If you receive repeated fraudulent calls, contact your local telephone company for assistance in tracking down harassing calls. Also, file a complaint with the police immediately.
Article Source: WBA Consumer Column via. Mark Thorn
LPL: Insurance Needs for Every Stage of Life
Who needs life insurance? These days, the answer is, "Almost everyone." That includes:
As you might imagine, parents of minor children are at the top of the list of those who probably need life insurance. If one "breadwinner" were to pass away, life insurance payments could make it possible for the survivor to maintain the family's quality of life, send the children to college, and continue to set aside money for retirement and other long-term goals. But young adults don't necessarily need children to need life insurance. For example, newlyweds might purchase life insurance so that if one were to die, the other could use the proceeds to help repay significant debts, such as a mortgage or car loan. Generally speaking, life insurance is cheaper and more easily obtained at younger ages.

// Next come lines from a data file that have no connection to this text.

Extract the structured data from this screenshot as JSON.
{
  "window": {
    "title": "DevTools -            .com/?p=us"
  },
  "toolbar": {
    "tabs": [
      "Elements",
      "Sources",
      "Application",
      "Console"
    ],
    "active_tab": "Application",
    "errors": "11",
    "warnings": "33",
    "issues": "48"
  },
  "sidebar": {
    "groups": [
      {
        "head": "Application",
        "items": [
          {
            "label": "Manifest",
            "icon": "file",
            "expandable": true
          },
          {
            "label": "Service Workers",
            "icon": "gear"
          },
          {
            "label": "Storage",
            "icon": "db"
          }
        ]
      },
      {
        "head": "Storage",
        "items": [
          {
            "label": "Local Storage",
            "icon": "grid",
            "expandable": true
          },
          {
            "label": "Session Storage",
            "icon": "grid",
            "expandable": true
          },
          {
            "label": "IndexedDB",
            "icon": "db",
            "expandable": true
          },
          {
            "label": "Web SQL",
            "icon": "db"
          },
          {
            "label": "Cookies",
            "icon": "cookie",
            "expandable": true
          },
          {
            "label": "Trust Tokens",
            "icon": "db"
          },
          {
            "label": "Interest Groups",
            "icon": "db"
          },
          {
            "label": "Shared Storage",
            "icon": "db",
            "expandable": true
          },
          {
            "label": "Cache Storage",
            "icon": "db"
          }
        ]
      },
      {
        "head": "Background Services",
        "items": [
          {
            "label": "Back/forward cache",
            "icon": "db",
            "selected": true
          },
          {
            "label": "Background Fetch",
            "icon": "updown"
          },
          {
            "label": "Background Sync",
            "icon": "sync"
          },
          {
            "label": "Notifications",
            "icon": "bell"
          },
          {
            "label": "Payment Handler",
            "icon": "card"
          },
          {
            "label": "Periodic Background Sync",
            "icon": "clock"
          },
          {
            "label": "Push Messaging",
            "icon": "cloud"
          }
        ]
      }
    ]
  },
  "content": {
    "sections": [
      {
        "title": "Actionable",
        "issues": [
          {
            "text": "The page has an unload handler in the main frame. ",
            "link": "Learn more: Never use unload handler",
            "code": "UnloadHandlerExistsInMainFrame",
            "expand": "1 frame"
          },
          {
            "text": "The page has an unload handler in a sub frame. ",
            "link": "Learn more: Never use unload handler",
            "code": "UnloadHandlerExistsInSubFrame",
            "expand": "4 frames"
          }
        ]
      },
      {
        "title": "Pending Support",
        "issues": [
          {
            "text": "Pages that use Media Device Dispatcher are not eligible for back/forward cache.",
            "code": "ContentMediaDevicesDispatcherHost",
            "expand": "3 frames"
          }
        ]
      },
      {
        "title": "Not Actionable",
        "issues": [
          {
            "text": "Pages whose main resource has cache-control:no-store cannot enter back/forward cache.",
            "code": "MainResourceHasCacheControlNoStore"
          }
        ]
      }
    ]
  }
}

Empty Nesters and Retirees
Even if your children are grown up and financially self-reliant, life insurance may still be an important part of your financial strategy. After all, a widow or widower may still need to pay off a mortgage and other debts as well as continue to plan for a comfortable retirement. Naming grandchildren or adult children as beneficiaries of your life insurance policy may also enable those family members to accomplish important goals long after you're gone. Also, life insurance can help you accomplish a number of estate planning goals.
Offering life insurance as a workplace benefit can help a business owner attract and retain valuable employees. Also, naming the business as the beneficiary of a policy on a key employee can make it financially possible for the business to hire and train someone to replace that individual after his or her death. And life insurance proceeds can also make it possible for surviving partners or family members to eventually purchase a deceased owner's share of the business.
For information on the uses and benefits of life insurance at every stage of life, please contact your registered representative.
*Source: Bureau of Labor Statistics.
**Withdrawals will be taxed at ordinary income tax rates. Early withdrawals may trigger a 10% penalty tax.
***You will receive credit for the withholding when you file your next tax return.
© 2010 Standard & Poor's Financial Communications. All rights reserved.